____ Study material

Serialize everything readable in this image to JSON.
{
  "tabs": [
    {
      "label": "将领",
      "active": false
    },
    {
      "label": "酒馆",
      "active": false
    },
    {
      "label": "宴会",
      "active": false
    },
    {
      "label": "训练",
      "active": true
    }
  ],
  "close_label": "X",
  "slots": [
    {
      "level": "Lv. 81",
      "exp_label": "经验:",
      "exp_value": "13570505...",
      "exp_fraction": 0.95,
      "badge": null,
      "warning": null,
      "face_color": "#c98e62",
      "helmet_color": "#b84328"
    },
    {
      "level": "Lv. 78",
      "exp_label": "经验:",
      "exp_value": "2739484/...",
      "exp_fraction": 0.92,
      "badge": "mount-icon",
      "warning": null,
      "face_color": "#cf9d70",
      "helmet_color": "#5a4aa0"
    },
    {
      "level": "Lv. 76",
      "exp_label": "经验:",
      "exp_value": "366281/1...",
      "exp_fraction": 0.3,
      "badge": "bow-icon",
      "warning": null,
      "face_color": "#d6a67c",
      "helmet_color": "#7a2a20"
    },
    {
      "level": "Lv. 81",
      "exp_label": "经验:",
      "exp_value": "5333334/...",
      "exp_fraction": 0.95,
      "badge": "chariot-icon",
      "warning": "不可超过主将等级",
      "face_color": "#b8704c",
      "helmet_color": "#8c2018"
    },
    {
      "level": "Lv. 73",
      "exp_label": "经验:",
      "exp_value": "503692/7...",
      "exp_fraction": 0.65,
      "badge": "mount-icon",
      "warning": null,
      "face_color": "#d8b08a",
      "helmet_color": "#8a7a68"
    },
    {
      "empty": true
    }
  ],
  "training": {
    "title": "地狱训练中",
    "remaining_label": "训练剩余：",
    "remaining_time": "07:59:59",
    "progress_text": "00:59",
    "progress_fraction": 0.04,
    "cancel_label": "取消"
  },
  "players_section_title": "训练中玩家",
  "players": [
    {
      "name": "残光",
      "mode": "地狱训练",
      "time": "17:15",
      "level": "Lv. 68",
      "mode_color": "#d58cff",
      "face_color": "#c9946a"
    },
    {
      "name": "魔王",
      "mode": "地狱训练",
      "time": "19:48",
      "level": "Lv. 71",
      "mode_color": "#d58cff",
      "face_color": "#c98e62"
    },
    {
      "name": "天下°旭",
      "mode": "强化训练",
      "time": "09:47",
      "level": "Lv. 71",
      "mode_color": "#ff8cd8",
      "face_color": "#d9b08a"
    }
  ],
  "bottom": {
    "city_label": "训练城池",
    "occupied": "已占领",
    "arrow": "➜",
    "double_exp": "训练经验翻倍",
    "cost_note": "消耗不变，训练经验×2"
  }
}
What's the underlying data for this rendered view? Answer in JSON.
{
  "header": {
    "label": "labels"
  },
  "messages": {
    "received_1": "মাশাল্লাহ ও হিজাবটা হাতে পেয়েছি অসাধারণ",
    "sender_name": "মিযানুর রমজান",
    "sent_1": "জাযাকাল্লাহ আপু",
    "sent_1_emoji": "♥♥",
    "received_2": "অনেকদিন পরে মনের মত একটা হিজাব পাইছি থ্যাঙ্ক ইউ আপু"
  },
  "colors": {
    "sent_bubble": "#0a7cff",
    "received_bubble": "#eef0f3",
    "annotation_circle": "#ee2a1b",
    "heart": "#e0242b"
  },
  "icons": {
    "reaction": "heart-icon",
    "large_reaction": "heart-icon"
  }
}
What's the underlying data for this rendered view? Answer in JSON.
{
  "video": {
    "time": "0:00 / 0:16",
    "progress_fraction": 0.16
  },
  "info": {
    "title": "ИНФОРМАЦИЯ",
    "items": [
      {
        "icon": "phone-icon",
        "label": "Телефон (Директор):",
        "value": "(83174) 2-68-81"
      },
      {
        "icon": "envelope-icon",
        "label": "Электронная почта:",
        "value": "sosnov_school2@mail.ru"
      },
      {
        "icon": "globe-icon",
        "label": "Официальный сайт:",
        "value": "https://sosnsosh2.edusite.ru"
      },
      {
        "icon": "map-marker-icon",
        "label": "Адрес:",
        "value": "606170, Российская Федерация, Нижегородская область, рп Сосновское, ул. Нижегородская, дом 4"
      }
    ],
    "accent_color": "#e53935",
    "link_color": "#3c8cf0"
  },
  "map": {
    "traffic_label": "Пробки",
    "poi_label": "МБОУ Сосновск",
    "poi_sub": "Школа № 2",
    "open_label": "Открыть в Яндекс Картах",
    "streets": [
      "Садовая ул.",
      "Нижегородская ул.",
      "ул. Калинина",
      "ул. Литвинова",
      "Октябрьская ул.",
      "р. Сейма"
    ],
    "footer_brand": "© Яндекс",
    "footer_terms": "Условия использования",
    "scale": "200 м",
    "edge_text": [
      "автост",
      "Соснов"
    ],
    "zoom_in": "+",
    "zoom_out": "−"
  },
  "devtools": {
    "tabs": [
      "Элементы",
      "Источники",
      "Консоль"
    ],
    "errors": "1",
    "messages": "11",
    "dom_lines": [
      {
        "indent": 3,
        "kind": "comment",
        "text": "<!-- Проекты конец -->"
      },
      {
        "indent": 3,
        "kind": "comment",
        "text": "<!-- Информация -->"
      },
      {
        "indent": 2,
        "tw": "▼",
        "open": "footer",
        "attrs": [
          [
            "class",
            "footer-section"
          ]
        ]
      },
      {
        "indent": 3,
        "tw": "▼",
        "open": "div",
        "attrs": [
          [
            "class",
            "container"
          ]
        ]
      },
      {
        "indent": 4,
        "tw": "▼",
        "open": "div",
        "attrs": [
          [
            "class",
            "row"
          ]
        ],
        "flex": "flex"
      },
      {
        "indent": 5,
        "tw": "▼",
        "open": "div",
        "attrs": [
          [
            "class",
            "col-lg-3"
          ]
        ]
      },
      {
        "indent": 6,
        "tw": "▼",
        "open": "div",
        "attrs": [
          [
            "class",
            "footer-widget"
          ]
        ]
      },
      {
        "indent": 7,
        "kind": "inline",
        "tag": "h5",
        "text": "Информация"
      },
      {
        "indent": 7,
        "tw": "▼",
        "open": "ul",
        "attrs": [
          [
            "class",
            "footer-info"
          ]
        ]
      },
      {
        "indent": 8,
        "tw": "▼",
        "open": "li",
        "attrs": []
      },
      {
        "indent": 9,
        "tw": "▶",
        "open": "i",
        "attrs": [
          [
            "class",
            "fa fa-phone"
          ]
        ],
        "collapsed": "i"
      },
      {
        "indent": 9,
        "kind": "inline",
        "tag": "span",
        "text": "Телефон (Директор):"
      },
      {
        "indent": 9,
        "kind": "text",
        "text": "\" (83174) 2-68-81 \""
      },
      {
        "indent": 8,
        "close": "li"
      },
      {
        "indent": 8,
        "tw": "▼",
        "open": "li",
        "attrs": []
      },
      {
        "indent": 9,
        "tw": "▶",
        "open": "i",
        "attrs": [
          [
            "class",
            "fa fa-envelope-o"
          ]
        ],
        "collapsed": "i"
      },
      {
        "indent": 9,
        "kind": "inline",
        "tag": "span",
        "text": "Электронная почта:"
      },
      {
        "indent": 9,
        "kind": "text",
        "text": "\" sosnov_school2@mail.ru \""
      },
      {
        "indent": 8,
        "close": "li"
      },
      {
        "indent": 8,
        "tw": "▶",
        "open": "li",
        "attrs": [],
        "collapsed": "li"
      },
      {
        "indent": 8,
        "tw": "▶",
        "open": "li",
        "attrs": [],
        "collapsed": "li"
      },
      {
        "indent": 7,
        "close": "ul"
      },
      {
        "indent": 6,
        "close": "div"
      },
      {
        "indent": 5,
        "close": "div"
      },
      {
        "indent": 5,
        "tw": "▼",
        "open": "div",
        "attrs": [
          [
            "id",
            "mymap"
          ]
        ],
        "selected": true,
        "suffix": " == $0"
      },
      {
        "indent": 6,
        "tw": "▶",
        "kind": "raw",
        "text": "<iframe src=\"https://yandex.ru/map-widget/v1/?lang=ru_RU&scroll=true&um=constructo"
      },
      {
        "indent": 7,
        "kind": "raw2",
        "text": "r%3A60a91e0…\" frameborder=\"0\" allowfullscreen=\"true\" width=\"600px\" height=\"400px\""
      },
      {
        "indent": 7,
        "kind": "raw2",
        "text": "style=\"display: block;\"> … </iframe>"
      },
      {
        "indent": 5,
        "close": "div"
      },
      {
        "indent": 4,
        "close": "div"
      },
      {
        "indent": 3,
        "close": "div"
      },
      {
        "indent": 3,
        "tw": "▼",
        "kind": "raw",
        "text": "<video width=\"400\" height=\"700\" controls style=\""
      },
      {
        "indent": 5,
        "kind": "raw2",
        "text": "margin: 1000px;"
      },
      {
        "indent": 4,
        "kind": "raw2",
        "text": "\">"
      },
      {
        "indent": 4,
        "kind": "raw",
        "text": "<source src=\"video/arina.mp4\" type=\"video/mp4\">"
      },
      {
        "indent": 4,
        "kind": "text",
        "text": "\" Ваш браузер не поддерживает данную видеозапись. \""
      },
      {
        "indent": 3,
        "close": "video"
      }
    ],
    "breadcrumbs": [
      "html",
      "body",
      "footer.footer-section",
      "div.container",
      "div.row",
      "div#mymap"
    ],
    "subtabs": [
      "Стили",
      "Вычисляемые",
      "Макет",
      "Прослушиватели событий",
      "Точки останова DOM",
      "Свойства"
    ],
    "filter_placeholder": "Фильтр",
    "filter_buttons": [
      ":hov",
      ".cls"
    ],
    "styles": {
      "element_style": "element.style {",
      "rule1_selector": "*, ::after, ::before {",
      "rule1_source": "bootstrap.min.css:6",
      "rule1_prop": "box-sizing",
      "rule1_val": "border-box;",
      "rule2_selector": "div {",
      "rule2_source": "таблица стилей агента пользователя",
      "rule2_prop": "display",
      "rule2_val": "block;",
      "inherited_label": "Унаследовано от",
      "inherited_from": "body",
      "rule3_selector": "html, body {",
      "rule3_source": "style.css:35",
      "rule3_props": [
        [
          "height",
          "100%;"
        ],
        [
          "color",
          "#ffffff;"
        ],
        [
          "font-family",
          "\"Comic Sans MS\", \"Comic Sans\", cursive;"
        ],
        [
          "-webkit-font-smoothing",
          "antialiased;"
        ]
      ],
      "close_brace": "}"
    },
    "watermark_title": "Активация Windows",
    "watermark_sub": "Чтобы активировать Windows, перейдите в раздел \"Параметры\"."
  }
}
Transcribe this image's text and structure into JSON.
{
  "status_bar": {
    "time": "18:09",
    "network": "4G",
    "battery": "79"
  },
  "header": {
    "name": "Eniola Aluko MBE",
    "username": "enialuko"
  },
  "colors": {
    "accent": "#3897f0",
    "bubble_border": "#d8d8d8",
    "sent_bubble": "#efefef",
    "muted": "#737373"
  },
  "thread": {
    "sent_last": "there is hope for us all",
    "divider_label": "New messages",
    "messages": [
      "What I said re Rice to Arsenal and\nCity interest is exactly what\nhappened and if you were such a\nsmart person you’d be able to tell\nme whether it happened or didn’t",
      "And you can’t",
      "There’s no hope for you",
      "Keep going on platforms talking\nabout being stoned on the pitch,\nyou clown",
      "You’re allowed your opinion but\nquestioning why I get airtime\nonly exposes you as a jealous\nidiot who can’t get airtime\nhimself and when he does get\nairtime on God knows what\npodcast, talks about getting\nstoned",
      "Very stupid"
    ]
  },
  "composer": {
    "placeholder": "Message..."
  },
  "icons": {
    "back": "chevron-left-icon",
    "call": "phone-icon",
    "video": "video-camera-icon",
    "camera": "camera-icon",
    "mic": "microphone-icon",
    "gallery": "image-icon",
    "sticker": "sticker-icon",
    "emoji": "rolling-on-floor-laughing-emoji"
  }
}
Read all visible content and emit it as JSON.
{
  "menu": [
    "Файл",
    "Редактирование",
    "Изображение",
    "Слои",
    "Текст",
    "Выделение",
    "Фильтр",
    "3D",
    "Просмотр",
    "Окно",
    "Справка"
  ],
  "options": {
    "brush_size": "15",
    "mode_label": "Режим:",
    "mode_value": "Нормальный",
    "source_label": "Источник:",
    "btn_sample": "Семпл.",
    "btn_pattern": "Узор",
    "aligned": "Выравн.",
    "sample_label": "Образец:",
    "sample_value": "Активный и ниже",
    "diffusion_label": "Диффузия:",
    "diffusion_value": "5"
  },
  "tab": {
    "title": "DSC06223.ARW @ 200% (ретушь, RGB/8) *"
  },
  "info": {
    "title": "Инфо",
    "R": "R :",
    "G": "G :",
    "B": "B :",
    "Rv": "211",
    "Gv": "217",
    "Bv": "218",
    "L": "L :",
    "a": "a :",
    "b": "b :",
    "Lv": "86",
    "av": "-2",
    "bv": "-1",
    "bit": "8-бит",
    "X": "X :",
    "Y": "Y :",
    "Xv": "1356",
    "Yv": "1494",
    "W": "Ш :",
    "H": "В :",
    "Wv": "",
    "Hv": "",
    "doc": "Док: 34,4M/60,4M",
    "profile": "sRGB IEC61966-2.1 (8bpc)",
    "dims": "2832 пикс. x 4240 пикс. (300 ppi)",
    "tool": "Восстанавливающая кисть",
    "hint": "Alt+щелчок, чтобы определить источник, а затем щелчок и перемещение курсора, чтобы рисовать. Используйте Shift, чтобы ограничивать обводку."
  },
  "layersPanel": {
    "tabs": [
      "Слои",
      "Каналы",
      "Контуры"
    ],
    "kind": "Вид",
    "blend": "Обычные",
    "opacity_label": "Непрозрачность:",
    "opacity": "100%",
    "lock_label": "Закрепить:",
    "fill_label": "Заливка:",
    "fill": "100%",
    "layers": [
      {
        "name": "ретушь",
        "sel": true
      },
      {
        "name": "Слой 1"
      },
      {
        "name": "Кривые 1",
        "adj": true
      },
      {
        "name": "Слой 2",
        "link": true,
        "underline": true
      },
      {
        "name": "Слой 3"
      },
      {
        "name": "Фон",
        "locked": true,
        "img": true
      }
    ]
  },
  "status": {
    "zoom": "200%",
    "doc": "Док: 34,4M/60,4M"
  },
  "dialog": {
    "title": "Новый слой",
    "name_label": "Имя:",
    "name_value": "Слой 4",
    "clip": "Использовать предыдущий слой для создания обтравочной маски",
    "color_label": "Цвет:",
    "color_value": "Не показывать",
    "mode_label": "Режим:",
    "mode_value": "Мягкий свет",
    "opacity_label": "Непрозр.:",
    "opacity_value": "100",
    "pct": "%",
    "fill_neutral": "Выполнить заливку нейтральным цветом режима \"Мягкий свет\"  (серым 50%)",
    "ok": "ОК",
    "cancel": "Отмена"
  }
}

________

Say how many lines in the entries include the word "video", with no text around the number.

Solution to this task - 5